Source: UNMISS - United Nations Mission in South Sudan
UNMISS Rule of Law Officers and prison officials meet to discuss strategies to revamp prisons country-wide.
Decades of fighting both before and after South Sudan reached independence in 2011 have ravaged it within and without.
Institutions and infrastructure buttressing its legislative and judicial framework especially have been left badly shaken by the aftermath of conflict.
"We know that South Sudan has been through tough times in the past. The foundations of a well-functioning society like courts and police have been jolted by ongoing war,” says Abdul Arshad, a senior policy advisor with the United Nations Mission in South Sudan’s (UNMISS) Rule of Law Unit.
This week, however, marked a historic turnaround for the fate of the nascent nation’s criminal justice system.
For the first time since inter-ethnic violence erupted in 2013, senior representatives of the National Prisons Service of South Sudan (NPSSS) and directors of prisons across the country gathered to kick-off a three-day leadership conference facilitated by the peacekeeping mission to roll out a five-year rehabilitation plan for the national prison system.
“The theme of the conference is strategic direction to transform the NPSSS delivery and accountability mechanisms. Through this conference and with the continued support of partners like UNMISS, we are expecting a lot of things to happen,” said Major General Anthony Oliver Legge, spokesperson of the NPSSS.
In the upcoming days, working groups will be focusing on propelling forward capacity-building measures, especially through training prison officials.
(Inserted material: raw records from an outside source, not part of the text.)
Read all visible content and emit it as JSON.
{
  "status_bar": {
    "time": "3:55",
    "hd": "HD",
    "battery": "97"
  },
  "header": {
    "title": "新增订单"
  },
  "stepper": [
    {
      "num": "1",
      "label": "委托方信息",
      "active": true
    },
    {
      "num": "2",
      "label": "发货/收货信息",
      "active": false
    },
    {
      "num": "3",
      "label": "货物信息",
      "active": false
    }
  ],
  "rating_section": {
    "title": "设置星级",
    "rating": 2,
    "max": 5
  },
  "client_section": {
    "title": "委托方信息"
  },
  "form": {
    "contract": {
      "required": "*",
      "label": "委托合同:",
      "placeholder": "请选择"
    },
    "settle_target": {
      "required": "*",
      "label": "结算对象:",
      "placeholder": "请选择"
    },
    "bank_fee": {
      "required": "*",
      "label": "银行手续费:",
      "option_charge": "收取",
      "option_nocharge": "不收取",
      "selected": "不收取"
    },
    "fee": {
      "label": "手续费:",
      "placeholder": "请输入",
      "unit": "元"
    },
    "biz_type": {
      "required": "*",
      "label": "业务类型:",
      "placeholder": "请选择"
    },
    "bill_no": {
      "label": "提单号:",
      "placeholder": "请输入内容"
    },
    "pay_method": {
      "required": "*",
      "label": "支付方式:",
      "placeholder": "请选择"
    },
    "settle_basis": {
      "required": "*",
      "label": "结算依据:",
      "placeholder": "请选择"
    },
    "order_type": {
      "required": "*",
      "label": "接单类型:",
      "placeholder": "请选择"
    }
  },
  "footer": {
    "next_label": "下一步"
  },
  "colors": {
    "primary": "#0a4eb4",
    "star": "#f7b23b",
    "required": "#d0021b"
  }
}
“The most important thing is the capacity of the staff for the NPSSS because most of them are former soldiers without the proper qualifications for the job. We hope to have between 20-22,000 prison guards professionally trained within the next few years,” Arshad said.
Discussions will also center around the state of prison facilities, most of which have been decimated by shelling or are too antiquated to accommodate the prison population.
“Most of the facilities are centuries-old mud-made buildings that are extremely overcrowded. For example, Juba Central Prison in the capital has a holding capacity of just 350 inmates, but currently houses at least 1,500. This is the norm all over the country,” he continued.
Ways on how to improve the treatment of underage offenders will take front-row center during the conference as well. Notable progress has already been made with respect to juvenile criminal justice with the inauguration of South Sudan’s first youth detention center in Juba.
“This is the first juvenile reformatory center ever to have been opened in the country. This means young prisoners will be separate from adult prisoners and will be able to better receive the attention they need,” Arshad added.
Despite its outstanding challenges, South Sudan has made huge strides in restoring its judicial system in recent years with the establishment of mobile courts in Malakal, Rumbek, and Benitu, which brought accountability to countless atrocities following a years-long dearth in any sort of local judicial oversight.
“Under the mobile court initiative, those who are charged by the courts are tried by South Sudanese judges, under South Sudanese laws, and if they’re convicted, they will serve time in South Sudanese prisons. Our work at UNMISS is to support this process. It means that those who have been arrested for crimes will face justice, addressing the issue of impunity,” said David Shearer, chief of the peacekeeping mission.
The leadership conference is an important step in South Sudan’s journey towards achieving the prosperity envisioned by its revitalized peace agreement, which will hopefully come to fruition in February 2020 with the formation of a new transitional government.
“Brining institutional changes is not an overnight affair. It will take a very long time. But the conference represents a shift in the right direction towards meeting best international practices,” Arshad said in closing.